══ Given data

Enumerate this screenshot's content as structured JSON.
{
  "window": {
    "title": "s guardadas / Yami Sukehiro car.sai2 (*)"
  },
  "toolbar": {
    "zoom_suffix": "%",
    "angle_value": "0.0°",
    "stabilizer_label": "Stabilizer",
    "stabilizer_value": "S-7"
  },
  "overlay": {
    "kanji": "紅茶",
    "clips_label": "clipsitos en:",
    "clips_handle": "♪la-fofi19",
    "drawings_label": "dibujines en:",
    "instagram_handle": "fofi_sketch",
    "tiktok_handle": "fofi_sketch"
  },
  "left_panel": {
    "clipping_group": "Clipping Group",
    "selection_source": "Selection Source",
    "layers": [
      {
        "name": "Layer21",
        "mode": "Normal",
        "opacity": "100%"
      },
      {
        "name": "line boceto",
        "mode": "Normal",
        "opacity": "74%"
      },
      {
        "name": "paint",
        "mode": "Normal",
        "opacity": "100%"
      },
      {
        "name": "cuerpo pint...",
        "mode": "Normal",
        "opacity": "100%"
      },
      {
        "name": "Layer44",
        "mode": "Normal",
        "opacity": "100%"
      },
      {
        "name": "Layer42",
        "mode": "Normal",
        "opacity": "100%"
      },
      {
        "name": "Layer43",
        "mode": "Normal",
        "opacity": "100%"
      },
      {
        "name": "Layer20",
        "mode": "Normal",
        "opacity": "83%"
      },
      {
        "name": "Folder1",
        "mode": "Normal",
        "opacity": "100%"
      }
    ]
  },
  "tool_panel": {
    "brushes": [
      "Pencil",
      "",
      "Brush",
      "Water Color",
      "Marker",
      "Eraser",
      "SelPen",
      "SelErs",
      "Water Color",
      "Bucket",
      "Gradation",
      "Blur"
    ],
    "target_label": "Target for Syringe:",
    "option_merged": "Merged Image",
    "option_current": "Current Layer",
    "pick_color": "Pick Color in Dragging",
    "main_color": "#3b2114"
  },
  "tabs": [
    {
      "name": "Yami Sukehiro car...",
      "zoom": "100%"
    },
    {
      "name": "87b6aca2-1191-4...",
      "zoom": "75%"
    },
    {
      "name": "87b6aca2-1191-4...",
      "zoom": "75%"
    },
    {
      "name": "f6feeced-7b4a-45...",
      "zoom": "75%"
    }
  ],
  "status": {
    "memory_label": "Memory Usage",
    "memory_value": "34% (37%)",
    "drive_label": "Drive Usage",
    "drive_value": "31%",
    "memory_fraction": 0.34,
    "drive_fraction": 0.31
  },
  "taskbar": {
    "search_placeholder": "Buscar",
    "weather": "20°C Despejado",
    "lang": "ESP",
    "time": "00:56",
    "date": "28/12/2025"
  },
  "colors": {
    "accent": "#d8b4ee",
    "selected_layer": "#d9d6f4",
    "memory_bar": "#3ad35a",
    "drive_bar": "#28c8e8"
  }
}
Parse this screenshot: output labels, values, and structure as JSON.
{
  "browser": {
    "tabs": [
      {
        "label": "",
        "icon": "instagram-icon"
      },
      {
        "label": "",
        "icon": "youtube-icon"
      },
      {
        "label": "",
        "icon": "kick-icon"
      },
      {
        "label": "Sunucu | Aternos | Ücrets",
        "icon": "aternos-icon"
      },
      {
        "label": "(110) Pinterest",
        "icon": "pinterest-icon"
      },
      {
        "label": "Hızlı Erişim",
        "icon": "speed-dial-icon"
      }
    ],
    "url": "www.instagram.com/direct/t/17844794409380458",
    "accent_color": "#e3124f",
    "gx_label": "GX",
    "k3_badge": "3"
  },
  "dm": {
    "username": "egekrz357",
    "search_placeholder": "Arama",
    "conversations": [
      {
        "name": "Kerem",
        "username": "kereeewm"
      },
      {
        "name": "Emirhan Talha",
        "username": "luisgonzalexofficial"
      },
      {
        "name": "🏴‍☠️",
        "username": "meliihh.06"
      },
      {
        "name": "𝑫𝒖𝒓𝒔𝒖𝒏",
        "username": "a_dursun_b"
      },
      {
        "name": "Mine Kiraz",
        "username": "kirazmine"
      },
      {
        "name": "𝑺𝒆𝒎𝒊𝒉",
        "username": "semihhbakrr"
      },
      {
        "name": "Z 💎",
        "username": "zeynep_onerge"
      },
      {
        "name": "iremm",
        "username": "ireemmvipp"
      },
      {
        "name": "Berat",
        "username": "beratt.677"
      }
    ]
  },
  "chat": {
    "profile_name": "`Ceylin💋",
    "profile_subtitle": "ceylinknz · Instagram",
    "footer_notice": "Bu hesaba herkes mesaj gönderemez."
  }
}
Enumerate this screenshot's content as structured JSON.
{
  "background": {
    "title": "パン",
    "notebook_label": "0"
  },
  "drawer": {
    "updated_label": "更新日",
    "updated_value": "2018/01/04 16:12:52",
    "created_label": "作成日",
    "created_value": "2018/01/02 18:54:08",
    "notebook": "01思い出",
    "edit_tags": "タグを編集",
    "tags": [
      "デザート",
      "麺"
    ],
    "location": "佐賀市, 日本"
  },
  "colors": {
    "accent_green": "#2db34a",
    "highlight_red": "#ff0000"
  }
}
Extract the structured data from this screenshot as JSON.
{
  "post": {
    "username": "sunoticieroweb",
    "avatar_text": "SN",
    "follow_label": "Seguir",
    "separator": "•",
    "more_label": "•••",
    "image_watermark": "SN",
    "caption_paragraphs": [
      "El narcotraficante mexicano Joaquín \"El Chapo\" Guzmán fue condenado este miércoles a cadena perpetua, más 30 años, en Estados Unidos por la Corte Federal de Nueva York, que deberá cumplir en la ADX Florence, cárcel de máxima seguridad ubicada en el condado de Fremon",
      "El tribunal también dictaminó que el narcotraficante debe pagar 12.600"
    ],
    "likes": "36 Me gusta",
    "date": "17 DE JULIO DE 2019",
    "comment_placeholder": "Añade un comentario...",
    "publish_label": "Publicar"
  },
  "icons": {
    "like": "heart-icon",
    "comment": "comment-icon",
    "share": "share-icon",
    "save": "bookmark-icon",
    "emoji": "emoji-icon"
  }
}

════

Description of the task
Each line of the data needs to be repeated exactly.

Expected answer
Enumerate this screenshot's content as structured JSON.
{
  "window": {
    "title": "s guardadas / Yami Sukehiro car.sai2 (*)"
  },
  "toolbar": {
    "zoom_suffix": "%",
    "angle_value": "0.0°",
    "stabilizer_label": "Stabilizer",
    "stabilizer_value": "S-7"
  },
  "overlay": {
    "kanji": "紅茶",
    "clips_label": "clipsitos en:",
    "clips_handle": "♪la-fofi19",
    "drawings_label": "dibujines en:",
    "instagram_handle": "fofi_sketch",
    "tiktok_handle": "fofi_sketch"
  },
  "left_panel": {
    "clipping_group": "Clipping Group",
    "selection_source": "Selection Source",
    "layers": [
      {
        "name": "Layer21",
        "mode": "Normal",
        "opacity": "100%"
      },
      {
        "name": "line boceto",
        "mode": "Normal",
        "opacity": "74%"
      },
      {
        "name": "paint",
        "mode": "Normal",
        "opacity": "100%"
      },
      {
        "name": "cuerpo pint...",
        "mode": "Normal",
        "opacity": "100%"
      },
      {
        "name": "Layer44",
        "mode": "Normal",
        "opacity": "100%"
      },
      {
        "name": "Layer42",
        "mode": "Normal",
        "opacity": "100%"
      },
      {
        "name": "Layer43",
        "mode": "Normal",
        "opacity": "100%"
      },
      {
        "name": "Layer20",
        "mode": "Normal",
        "opacity": "83%"
      },
      {
        "name": "Folder1",
        "mode": "Normal",
        "opacity": "100%"
      }
    ]
  },
  "tool_panel": {
    "brushes": [
      "Pencil",
      "",
      "Brush",
      "Water Color",
      "Marker",
      "Eraser",
      "SelPen",
      "SelErs",
      "Water Color",
      "Bucket",
      "Gradation",
      "Blur"
    ],
    "target_label": "Target for Syringe:",
    "option_merged": "Merged Image",
    "option_current": "Current Layer",
    "pick_color": "Pick Color in Dragging",
    "main_color": "#3b2114"
  },
  "tabs": [
    {
      "name": "Yami Sukehiro car...",
      "zoom": "100%"
    },
    {
      "name": "87b6aca2-1191-4...",
      "zoom": "75%"
    },
    {
      "name": "87b6aca2-1191-4...",
      "zoom": "75%"
    },
    {
      "name": "f6feeced-7b4a-45...",
      "zoom": "75%"
    }
  ],
  "status": {
    "memory_label": "Memory Usage",
    "memory_value": "34% (37%)",
    "drive_label": "Drive Usage",
    "drive_value": "31%",
    "memory_fraction": 0.34,
    "drive_fraction": 0.31
  },
  "taskbar": {
    "search_placeholder": "Buscar",
    "weather": "20°C Despejado",
    "lang": "ESP",
    "time": "00:56",
    "date": "28/12/2025"
  },
  "colors": {
    "accent": "#d8b4ee",
    "selected_layer": "#d9d6f4",
    "memory_bar": "#3ad35a",
    "drive_bar": "#28c8e8"
  }
}
Parse this screenshot: output labels, values, and structure as JSON.
{
  "browser": {
    "tabs": [
      {
        "label": "",
        "icon": "instagram-icon"
      },
      {
        "label": "",
        "icon": "youtube-icon"
      },
      {
        "label": "",
        "icon": "kick-icon"
      },
      {
        "label": "Sunucu | Aternos | Ücrets",
        "icon": "aternos-icon"
      },
      {
        "label": "(110) Pinterest",
        "icon": "pinterest-icon"
      },
      {
        "label": "Hızlı Erişim",
        "icon": "speed-dial-icon"
      }
    ],
    "url": "www.instagram.com/direct/t/17844794409380458",
    "accent_color": "#e3124f",
    "gx_label": "GX",
    "k3_badge": "3"
  },
  "dm": {
    "username": "egekrz357",
    "search_placeholder": "Arama",
    "conversations": [
      {
        "name": "Kerem",
        "username": "kereeewm"
      },
      {
        "name": "Emirhan Talha",
        "username": "luisgonzalexofficial"
      },
      {
        "name": "🏴‍☠️",
        "username": "meliihh.06"
      },
      {
        "name": "𝑫𝒖𝒓𝒔𝒖𝒏",
        "username": "a_dursun_b"
      },
      {
        "name": "Mine Kiraz",
        "username": "kirazmine"
      },
      {
        "name": "𝑺𝒆𝒎𝒊𝒉",
        "username": "semihhbakrr"
      },
      {
        "name": "Z 💎",
        "username": "zeynep_onerge"
      },
      {
        "name": "iremm",
        "username": "ireemmvipp"
      },
      {
        "name": "Berat",
        "username": "beratt.677"
      }
    ]
  },
  "chat": {
    "profile_name": "`Ceylin💋",
    "profile_subtitle": "ceylinknz · Instagram",
    "footer_notice": "Bu hesaba herkes mesaj gönderemez."
  }
}
Enumerate this screenshot's content as structured JSON.
{
  "background": {
    "title": "パン",
    "notebook_label": "0"
  },
  "drawer": {
    "updated_label": "更新日",
    "updated_value": "2018/01/04 16:12:52",
    "created_label": "作成日",
    "created_value": "2018/01/02 18:54:08",
    "notebook": "01思い出",
    "edit_tags": "タグを編集",
    "tags": [
      "デザート",
      "麺"
    ],
    "location": "佐賀市, 日本"
  },
  "colors": {
    "accent_green": "#2db34a",
    "highlight_red": "#ff0000"
  }
}
Extract the structured data from this screenshot as JSON.
{
  "post": {
    "username": "sunoticieroweb",
    "avatar_text": "SN",
    "follow_label": "Seguir",
    "separator": "•",
    "more_label": "•••",
    "image_watermark": "SN",
    "caption_paragraphs": [
      "El narcotraficante mexicano Joaquín \"El Chapo\" Guzmán fue condenado este miércoles a cadena perpetua, más 30 años, en Estados Unidos por la Corte Federal de Nueva York, que deberá cumplir en la ADX Florence, cárcel de máxima seguridad ubicada en el condado de Fremon",
      "El tribunal también dictaminó que el narcotraficante debe pagar 12.600"
    ],
    "likes": "36 Me gusta",
    "date": "17 DE JULIO DE 2019",
    "comment_placeholder": "Añade un comentario...",
    "publish_label": "Publicar"
  },
  "icons": {
    "like": "heart-icon",
    "comment": "comment-icon",
    "share": "share-icon",
    "save": "bookmark-icon",
    "emoji": "emoji-icon"
  }
}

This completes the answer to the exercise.